The election of Jon Baron to the chair and Bridget Terry Long to the vice-chair of the National Board for Education Sciences (NBES) headlined a busy November meeting that also saw the final approval of IES's new research priorities.
The Nov. 1 meeting was the final meeting for outgoing Chair Eric Hanushek, who completes his 2-year term as chair and his second board term later this month. At the meeting, IES Director John Easton thanked Hanushek for his service and credited him for helping him with his transition to IES.
Baron is the founder and president of the Coalition for Evidence-Based Policy and he had served as the vice-chair for the past 2 years.
"My hope is that the Board will continue to serve as an effective voice for IES in the policy process, helping to ensure that rigorous research and evaluation play a central role in congressional and executive branch decisions on education policy," Baron said. "The Board can also help support the director in his efforts to increase the relevance of educational research to policymakers and practitioners while maintaining scientific rigor."
Baron, the unanimous choice to succeed Hanushek, will serve a 1-year term to complete the final year of his NBES appointment.

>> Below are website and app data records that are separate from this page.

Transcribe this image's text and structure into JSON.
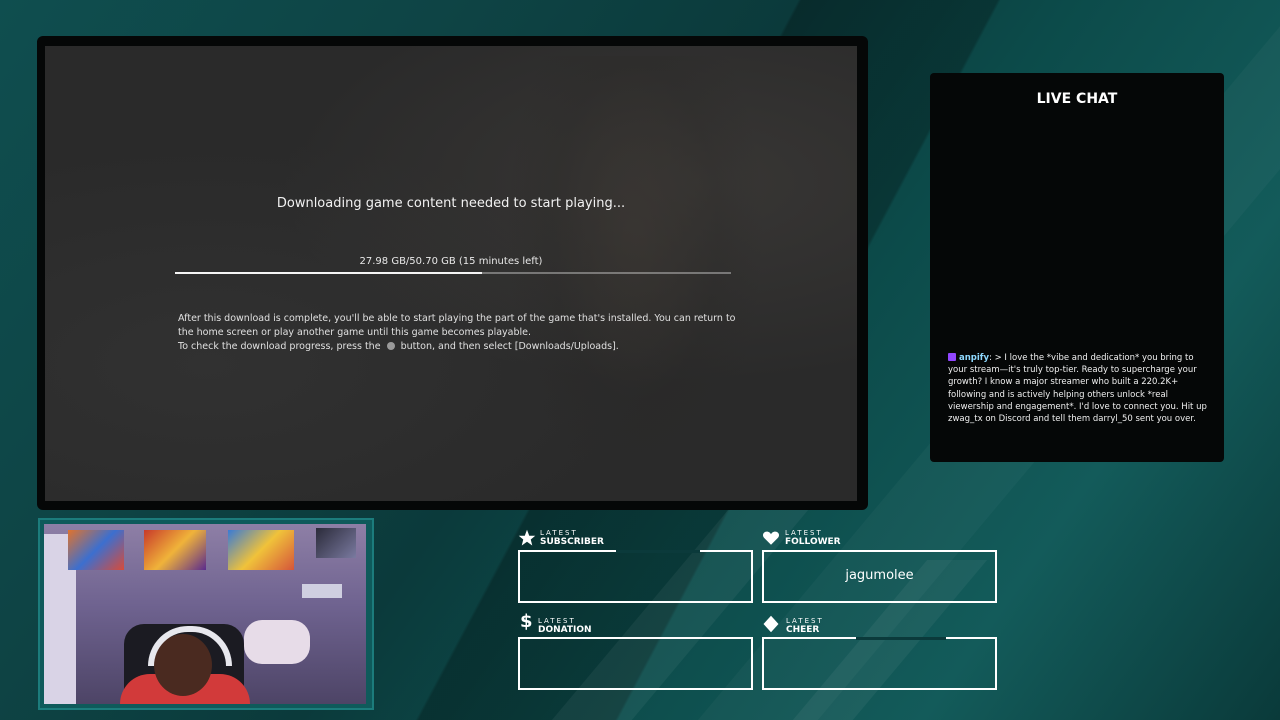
{
  "game": {
    "download_title": "Downloading game content needed to start playing...",
    "progress_text": "27.98 GB/50.70 GB (15 minutes left)",
    "progress_fraction": 0.552,
    "info_line1": "After this download is complete, you'll be able to start playing the part of the game that's installed. You can return to the home screen or play another game until this game becomes playable.",
    "info_line2_pre": "To check the download progress, press the",
    "info_line2_post": "button, and then select [Downloads/Uploads]."
  },
  "chat": {
    "title": "LIVE CHAT",
    "message_user": "anpify",
    "message_text": ": > I love the *vibe and dedication* you bring to your stream—it's truly top-tier. Ready to supercharge your growth? I know a major streamer who built a 220.2K+ following and is actively helping others unlock *real viewership and engagement*. I'd love to connect you. Hit up zwag_tx on Discord and tell them darryl_50 sent you over."
  },
  "alerts": {
    "subscriber": {
      "small": "LATEST",
      "big": "SUBSCRIBER",
      "value": ""
    },
    "follower": {
      "small": "LATEST",
      "big": "FOLLOWER",
      "value": "jagumolee"
    },
    "donation": {
      "small": "LATEST",
      "big": "DONATION",
      "value": ""
    },
    "cheer": {
      "small": "LATEST",
      "big": "CHEER",
      "value": ""
    }
  },
  "colors": {
    "background_teal": "#0b3a3b",
    "accent_teal": "#1c7c7c",
    "chat_badge": "#9146ff",
    "chat_username": "#8fd9ff"
  }
}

He will be replaced in the vice-chair role by Long, who is currently a professor of education and economics at Harvard University's Graduate School of Education. She also will serve a 1-year term.
The elections were the final agenda item of the day-long meeting that opened with unanimous approval of IES's new research priorities and included discussions on the roles of the Regional Educational Laboratories and the National Center for Education Statistics' Privacy Technical Assistance Center, a "one-stop" resource for education stakeholders to learn about data privacy, confidentiality, and security practices related to student-level longitudinal data systems.

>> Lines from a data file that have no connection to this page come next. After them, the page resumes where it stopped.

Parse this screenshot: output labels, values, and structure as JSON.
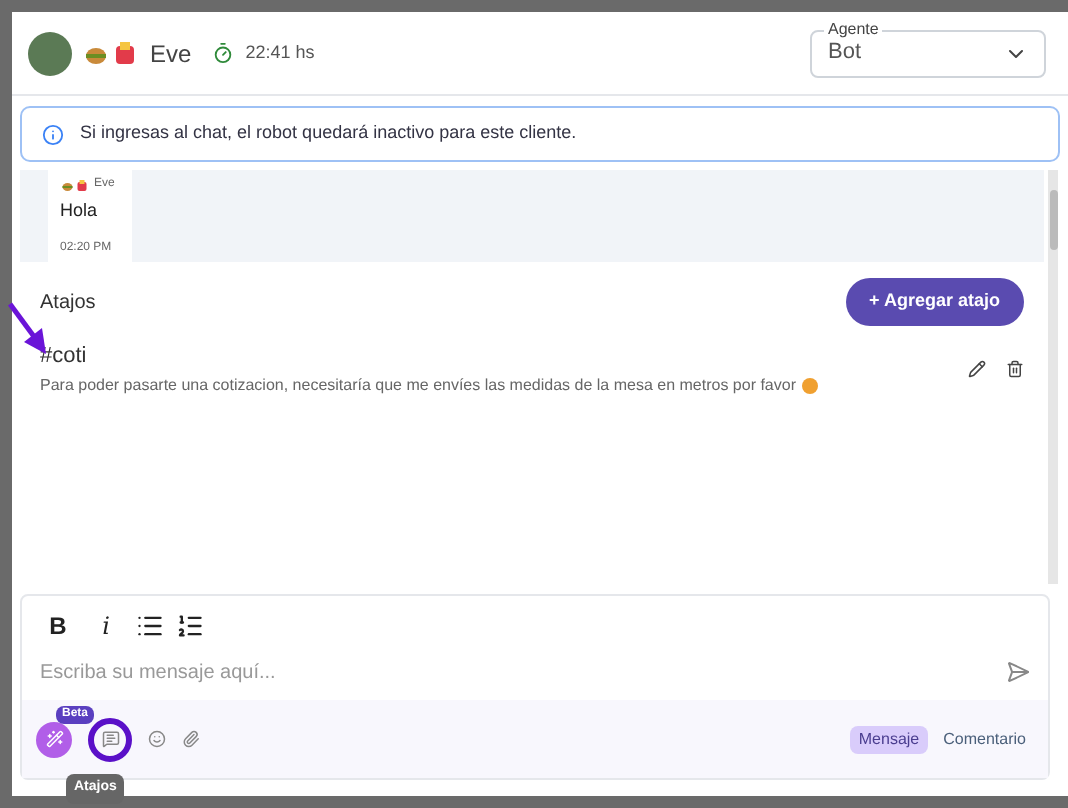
{
  "header": {
    "contact_name": "Eve",
    "timer": "22:41 hs",
    "agent_select": {
      "label": "Agente",
      "value": "Bot"
    }
  },
  "banner": {
    "text": "Si ingresas al chat, el robot quedará inactivo para este cliente."
  },
  "messages": [
    {
      "sender": "Eve",
      "text": "Hola",
      "time": "02:20 PM"
    }
  ],
  "shortcuts": {
    "title": "Atajos",
    "add_button": "+ Agregar atajo",
    "items": [
      {
        "tag": "#coti",
        "text": "Para poder pasarte una cotizacion, necesitaría que me envíes las medidas de la mesa en metros por favor"
      }
    ]
  },
  "editor": {
    "toolbar": [
      {
        "kind": "bold",
        "label": "B"
      },
      {
        "kind": "italic",
        "label": "i"
      },
      {
        "kind": "bullets"
      },
      {
        "kind": "numbers"
      }
    ],
    "placeholder": "Escriba su mensaje aquí...",
    "ai_badge": "Beta",
    "tooltip": "Atajos",
    "modes": [
      {
        "label": "Mensaje",
        "selected": true
      },
      {
        "label": "Comentario",
        "selected": false
      }
    ]
  }
}
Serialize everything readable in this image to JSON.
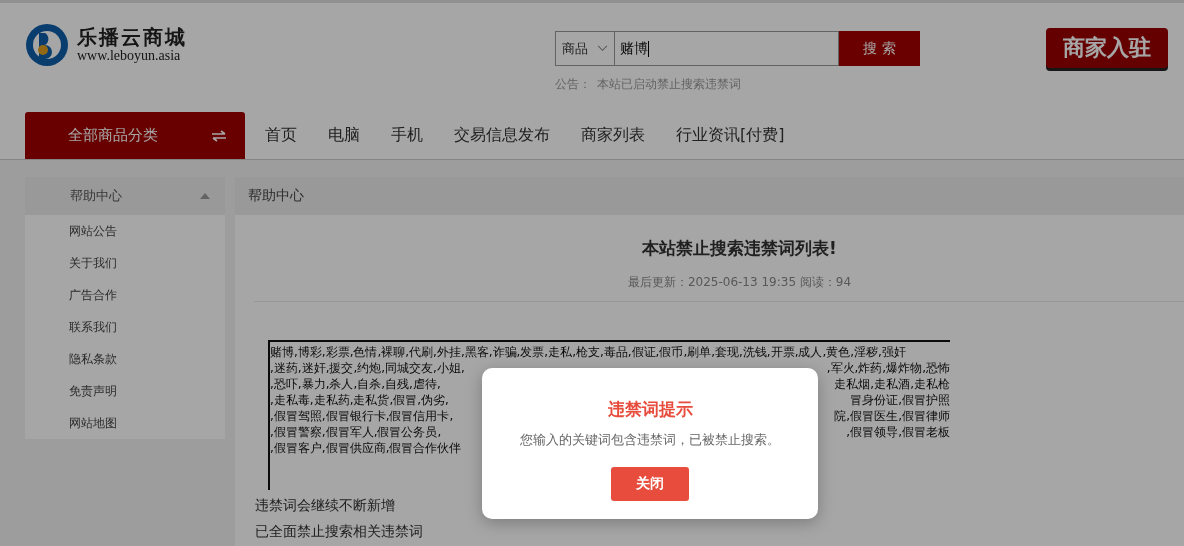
{
  "logo": {
    "name": "乐播云商城",
    "url": "www.leboyun.asia"
  },
  "search": {
    "scope": "商品",
    "value": "赌博",
    "button": "搜 索",
    "notice_label": "公告：",
    "notice": "本站已启动禁止搜索违禁词"
  },
  "merchant_button": "商家入驻",
  "nav": {
    "category": "全部商品分类",
    "links": [
      "首页",
      "电脑",
      "手机",
      "交易信息发布",
      "商家列表",
      "行业资讯[付费]"
    ]
  },
  "sidebar": {
    "title": "帮助中心",
    "expanded": true,
    "items": [
      "网站公告",
      "关于我们",
      "广告合作",
      "联系我们",
      "隐私条款",
      "免责声明",
      "网站地图"
    ]
  },
  "content": {
    "breadcrumb": "帮助中心",
    "title": "本站禁止搜索违禁词列表!",
    "meta": "最后更新：2025-06-13 19:35 阅读：94",
    "word_list": [
      {
        "left": "赌博,博彩,彩票,色情,裸聊,代刷,外挂,黑客,诈骗,发票,走私,枪支,毒品,假证,假币,刷单,套现,洗钱,开票,成人,黄色,淫秽,强奸"
      },
      {
        "left": ",迷药,迷奸,援交,约炮,同城交友,小姐,",
        "right": ",军火,炸药,爆炸物,恐怖"
      },
      {
        "left": ",恐吓,暴力,杀人,自杀,自残,虐待,",
        "right": "走私烟,走私酒,走私枪"
      },
      {
        "left": ",走私毒,走私药,走私货,假冒,伪劣,",
        "right": "冒身份证,假冒护照"
      },
      {
        "left": ",假冒驾照,假冒银行卡,假冒信用卡,",
        "right": "院,假冒医生,假冒律师"
      },
      {
        "left": ",假冒警察,假冒军人,假冒公务员,",
        "right": ",假冒领导,假冒老板"
      },
      {
        "left": ",假冒客户,假冒供应商,假冒合作伙伴"
      }
    ],
    "paragraphs": [
      "违禁词会继续不断新增",
      "已全面禁止搜索相关违禁词"
    ]
  },
  "dialog": {
    "title": "违禁词提示",
    "message": "您输入的关键词包含违禁词，已被禁止搜索。",
    "button": "关闭"
  }
}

The priorities, which were first presented to the Board in April, lay out Easton's vision for IES's research agenda for the remainder of his 6-year term. The research priorities call for developing relevant and useable research, building closer ties with practitioners, expanding the range of educational outcomes studied, and developing evidence standards for a broad range of research designs and methods.

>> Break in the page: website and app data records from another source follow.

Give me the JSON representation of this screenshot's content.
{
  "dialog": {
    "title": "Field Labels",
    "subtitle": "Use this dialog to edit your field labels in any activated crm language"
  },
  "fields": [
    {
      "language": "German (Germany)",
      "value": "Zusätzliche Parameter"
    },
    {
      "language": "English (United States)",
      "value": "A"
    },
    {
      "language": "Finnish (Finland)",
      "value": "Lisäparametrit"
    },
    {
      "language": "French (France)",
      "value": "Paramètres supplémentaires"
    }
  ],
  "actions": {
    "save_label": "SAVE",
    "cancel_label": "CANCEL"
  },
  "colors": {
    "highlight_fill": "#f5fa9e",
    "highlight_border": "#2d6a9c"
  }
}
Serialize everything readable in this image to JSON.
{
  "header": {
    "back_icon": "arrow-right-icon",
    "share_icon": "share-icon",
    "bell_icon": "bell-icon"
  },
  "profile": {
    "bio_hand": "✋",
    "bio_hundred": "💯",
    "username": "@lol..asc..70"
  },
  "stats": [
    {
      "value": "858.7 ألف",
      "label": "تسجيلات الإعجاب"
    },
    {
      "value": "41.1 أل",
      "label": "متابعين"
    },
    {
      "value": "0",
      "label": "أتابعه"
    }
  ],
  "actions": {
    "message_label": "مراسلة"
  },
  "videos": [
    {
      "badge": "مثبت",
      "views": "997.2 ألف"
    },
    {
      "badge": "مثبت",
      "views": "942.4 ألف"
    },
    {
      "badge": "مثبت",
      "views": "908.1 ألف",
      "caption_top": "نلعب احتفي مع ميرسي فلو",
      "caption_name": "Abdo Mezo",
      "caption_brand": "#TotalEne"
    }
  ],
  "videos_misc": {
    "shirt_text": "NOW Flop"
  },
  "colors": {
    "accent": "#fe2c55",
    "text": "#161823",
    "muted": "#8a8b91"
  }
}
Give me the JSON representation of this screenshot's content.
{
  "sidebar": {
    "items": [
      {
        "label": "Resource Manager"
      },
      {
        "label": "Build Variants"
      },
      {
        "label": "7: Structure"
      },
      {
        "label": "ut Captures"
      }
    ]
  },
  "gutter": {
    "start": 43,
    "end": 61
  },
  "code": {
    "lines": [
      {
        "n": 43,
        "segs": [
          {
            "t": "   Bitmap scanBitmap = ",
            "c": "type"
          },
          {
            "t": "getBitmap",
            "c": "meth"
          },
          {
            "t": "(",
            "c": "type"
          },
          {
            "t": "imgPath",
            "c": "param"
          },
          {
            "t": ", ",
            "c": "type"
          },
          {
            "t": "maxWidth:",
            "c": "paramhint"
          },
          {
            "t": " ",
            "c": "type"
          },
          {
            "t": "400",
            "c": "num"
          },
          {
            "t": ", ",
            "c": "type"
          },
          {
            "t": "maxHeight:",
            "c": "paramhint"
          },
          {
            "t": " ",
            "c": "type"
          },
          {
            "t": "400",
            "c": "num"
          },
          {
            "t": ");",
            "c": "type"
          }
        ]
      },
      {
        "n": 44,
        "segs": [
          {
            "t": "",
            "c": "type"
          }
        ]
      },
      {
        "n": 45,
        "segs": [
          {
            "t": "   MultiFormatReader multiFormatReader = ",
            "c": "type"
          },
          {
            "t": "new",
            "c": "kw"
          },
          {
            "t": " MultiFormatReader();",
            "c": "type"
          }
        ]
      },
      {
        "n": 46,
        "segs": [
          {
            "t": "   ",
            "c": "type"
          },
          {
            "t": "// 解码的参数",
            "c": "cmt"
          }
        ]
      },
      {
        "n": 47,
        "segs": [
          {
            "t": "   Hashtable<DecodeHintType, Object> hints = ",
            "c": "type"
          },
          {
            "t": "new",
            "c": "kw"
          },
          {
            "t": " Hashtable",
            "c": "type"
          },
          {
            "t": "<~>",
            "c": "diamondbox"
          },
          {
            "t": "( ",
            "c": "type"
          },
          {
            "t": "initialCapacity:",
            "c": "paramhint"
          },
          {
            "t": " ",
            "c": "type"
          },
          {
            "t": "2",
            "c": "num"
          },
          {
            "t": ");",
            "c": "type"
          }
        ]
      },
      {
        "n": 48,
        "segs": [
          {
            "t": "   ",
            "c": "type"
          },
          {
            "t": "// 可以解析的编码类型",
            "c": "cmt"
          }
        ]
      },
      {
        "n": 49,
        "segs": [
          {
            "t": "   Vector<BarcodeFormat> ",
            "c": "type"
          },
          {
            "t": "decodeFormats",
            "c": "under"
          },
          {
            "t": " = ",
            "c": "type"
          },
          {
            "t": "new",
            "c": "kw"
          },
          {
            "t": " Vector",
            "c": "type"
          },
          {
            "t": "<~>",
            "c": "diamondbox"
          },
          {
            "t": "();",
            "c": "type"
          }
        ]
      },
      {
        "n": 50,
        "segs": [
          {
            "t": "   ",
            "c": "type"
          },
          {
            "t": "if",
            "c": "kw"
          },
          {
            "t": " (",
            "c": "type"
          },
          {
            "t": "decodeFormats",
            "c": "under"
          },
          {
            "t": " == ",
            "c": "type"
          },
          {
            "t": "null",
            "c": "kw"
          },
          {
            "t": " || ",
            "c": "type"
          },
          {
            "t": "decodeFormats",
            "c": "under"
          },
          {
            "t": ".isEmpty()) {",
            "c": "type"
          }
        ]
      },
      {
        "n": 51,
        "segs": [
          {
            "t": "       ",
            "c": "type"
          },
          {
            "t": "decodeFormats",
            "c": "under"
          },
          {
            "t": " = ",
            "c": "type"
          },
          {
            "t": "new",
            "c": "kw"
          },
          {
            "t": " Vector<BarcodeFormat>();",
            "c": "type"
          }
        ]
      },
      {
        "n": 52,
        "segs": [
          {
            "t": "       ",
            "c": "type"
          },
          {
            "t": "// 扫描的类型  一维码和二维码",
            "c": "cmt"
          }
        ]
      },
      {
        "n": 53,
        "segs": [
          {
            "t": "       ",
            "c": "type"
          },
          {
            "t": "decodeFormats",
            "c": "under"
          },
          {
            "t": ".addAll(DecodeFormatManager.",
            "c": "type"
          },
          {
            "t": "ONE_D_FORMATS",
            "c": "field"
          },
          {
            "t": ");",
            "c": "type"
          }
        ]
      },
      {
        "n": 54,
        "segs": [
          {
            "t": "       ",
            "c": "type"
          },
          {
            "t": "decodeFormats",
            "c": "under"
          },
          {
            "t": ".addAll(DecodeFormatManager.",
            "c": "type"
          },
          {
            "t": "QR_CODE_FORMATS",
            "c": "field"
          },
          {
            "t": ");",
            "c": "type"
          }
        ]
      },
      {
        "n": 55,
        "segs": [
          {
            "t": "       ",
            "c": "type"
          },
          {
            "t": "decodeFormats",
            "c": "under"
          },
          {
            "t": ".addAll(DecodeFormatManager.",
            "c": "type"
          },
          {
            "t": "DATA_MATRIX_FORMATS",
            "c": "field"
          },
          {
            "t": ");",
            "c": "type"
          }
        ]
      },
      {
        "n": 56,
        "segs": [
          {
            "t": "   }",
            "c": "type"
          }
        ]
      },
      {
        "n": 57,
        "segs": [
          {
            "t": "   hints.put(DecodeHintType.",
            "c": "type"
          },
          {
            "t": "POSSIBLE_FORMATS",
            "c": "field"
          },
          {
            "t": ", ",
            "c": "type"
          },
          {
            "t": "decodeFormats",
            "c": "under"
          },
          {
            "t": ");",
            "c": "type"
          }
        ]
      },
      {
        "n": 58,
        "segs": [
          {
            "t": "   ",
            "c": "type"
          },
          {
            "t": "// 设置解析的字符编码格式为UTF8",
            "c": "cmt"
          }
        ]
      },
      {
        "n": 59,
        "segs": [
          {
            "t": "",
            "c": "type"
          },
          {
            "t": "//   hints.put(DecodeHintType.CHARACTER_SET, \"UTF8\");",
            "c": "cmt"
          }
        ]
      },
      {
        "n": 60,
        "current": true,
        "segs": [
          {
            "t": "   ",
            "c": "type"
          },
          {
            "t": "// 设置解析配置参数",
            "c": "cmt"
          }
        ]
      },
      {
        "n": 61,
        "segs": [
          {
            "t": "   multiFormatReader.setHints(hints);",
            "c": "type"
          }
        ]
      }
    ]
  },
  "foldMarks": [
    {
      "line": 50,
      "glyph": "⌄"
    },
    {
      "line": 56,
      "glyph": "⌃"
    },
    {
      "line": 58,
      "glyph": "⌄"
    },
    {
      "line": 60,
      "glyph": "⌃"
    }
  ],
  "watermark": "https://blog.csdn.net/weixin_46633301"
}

The afternoon session also featured presentations on approaches to research implementation and dissemination efforts by the National Center for Education Evaluation and Regional Assistance.
As one part of national efforts to increase the number of college graduates, the National Center for Education Evaluation and Regional Assistance recently awarded a new 5-year contract to collect information on the services, supports, and outcomes of students with disabilities in their transition from high school to postsecondary education, training, and work. A key goal of the study is to identify potential barriers to successful transitions for students with disabilities compared to those without disabilities.
The study is the third in a series of large-scale longitudinal surveys of students with disabilities that the Department of Education has funded and the first in nearly a decade to track a large number of students over time. It will be conducted by Mathematica Policy Research, Inc. in conjunction with the University of Minnesota's Institute on Community Integration and Decision Information Resources, Inc.
Data collection for the study will begin in the spring of 2012 and 2014. Approximately 15,000 students between the ages of 13 and 21 from 300 school districts across the country will be randomly selected so that the study produces nationally representative information for policymakers and other educators. Students, parents, principals, and teachers will be interviewed and data will be extracted from school records.